Gantt Charts in Google docs
This Gantt Chart Google Docs article will show you how to create a Gantt Chart from your Google Docs spreadsheet. I have
posted a similar step
by step article that shows you how to make an Excel Gantt chart or
timeline. Many of the steps are similar.
Why use project management visuals
A Gantt chart is a critical project management tool for anyone working on a project. Gantt charts help visualize the project schedule and status
which makes them useful particularly when communicating with project stakeholders.
There is a lot of Project Management software available to manage projects but they create complex schedules that are often too confusing for executive
reporting or client reviews.
Google Docs are easily editable and accessible from the cloud which makes them useful for collaborating on projects. Although there is not a native
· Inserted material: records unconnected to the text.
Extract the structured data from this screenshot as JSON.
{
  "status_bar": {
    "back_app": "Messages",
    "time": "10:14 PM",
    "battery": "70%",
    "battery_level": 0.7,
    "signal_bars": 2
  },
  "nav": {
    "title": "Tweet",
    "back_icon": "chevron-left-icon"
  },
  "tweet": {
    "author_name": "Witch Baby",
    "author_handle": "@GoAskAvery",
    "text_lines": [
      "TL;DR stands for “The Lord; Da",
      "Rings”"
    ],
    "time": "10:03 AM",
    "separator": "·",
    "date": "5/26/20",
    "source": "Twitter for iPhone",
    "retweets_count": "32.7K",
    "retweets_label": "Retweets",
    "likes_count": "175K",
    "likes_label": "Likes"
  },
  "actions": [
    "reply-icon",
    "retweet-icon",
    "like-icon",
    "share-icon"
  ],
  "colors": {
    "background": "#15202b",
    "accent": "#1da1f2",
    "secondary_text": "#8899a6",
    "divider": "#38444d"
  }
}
project management for Google apps solution, Google spreadsheets is perfectly suitable for tracking project schedules. When it comes time to present
those schedules to customers or management you will need to create a Gantt chart.
I will show you how to easily create a simple Gantt chart in Google Docs. If you have access to Microsoft PowerPoint I will show you how to turn your
Google Docs data into a beautiful Gantt chart and timeline, which may better suited for project reporting. The short video at the bottom of the page
demonstrates how to do this.
Which tutorial would you like to see?
Google Docs Gantt Chart How To
Set up your Google project management spreadsheet by building a table for your project schedule.
As show below it should include the description of your tasks or phases, and the start and finish date for each of them.
Add a second table underneath. The purpose of this table will be to calculate the intervals in days (duration) between the start date
and the finish date. These intervals will be used to build your Gantt chart. The 3 columns in this table will reflect the 3 columns in your original
table. Set it ups like this:
The first column will be your Task Descriptions copied exactly from your original table. In my new table I called them “Critical Tasks”.
To copy them from your original project schedule with a formula, in the first cell of your new table type “=” and then click on the cell with the
title of your project description in the original table. You can repeat or simply drag the corner of this cell downward and your formula will be
copied for each of your task descriptions.
I called my second column “Start on Day.” Basically this column figures out how many days into the project will each of your tasks
begin on. So the first/earliest task will obviously start on day 0. To calculate this column use the following Google spreadsheet formula
as shown below: =int(F7)-int($F$7) and in the cell beneath =int(F8)-int($F$7). This formula translates into: This Task’s Start Date – The First
Tasks Start Date (in my example cell F7).
See more Google Spreadsheet formulas here.
I called my third column “Task Duration in Days.” In this column Google Spreadsheet figures out how many days each of you projects tasks
will go on for. In my example the first task, Sourcing, will last for 77 days. Calculate this for each of you tasks using this Google
spreadsheet formula as show below: =(int(G7)-int($F$7))-(int(F7)-int($F$7)) and in the cell beneath =(int(G8)-int($F$7))-(int(F8)-int($F$7)).
This formula translates into: (This task’s End Date – the first task’s start date) – (this task’s start date – the first task’s start date) =
Click in the corner of your table and select the all the data in your new table.
Navigate to the “insert chart” icon on the Google docs ribbon and select “Chart” from the drop down menu.
On the Chart Editor, select the link for More.
In the Chart Editor, select the tab titled Charts and choose the Stacked Bar Chart.
In the Chart Editor, select the Customize tab and change the color of your first Bar to “None” as show in the
Once you have created your chart rename the horizontal and the vertical axis title, and click on the insert button.